example# cfgadm -c configure sata0/0
This command should be issued only when there is a device connected to the SATA port.
Example 2 Unconfiguring a Disk
The following command unconfigures a disk attached to SATA controller 0, port 3:
example# cfgadm -c unconfigure sata0/3::dsk/c0t3d0
The device identifying string is shown when the attachment point receptacle state is "connected" and occupant state is "configured".
Example 3 Encountering a Mounted File System While Unconfiguring a Disk
The following command illustrates encountering a mounted file system while unconfiguring a disk:
example# cfgadm -c unconfigure sata1/5::dsk/c01t35d0
The system responds with the following:
cfgadm: Component system is busy, try again: failed to offline: /devices/pci@0,0/pci8086,244e@1e/pci1095,3124@1/sd@5,0 Resource Information ------------------ -------------------------- /dev/dsk/c1t5d0s0 mounted filesystem "/mnt"
config_admin(3CFGADM), libcfgadm(3LIB), attributes(7), cfgadm(8)
The emergency "sata_port_deactivate" operation is not supported on ports with attached disks containing critical partitions such as root (/), /usr, swap, or /var. The deactivate operation should not be attempted on such ports. Incorrect usage can result in a system hang and require a reboot.
Hotplugging operations are not supported by all SATA controllers.
If SATA connectors are the hot-pluggable type and the SATA controller supports hotplugging, a SATA device can be hotplugged at any time. The system detects the event and establishes the communication with the device. The device has to be configured by the explicit "cfgadm -c configure ap_id" command.
If the SATA connectors are the hot-pluggable type and the SATA controller supports hotplugging, unplugging a device without unconfiguring it may result in system hang or data loss. If a device is unconfigured but receptacle state is not in a disconnected state, unplugging a device from the SATA port will result in error message.
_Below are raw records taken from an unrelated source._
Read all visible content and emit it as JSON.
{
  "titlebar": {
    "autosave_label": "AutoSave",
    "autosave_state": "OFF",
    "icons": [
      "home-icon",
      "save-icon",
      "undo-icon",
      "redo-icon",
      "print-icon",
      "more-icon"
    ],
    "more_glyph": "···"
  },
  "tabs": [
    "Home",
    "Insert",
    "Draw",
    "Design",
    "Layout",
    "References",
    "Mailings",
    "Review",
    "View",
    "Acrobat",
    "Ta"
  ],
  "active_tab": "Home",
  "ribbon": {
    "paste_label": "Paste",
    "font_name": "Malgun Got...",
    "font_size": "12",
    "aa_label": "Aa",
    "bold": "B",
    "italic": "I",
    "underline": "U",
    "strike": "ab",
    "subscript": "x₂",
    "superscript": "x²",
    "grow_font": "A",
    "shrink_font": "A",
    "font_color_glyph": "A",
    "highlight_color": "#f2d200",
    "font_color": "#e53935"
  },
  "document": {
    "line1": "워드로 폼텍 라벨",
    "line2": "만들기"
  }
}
The connectors on some SATA devices do not conform to SATA hotplug specifications. Performing hotplug operations on such devices can cause damage to the SATA controller and/or the SATA device.
|August 27, 2007||OmniOS|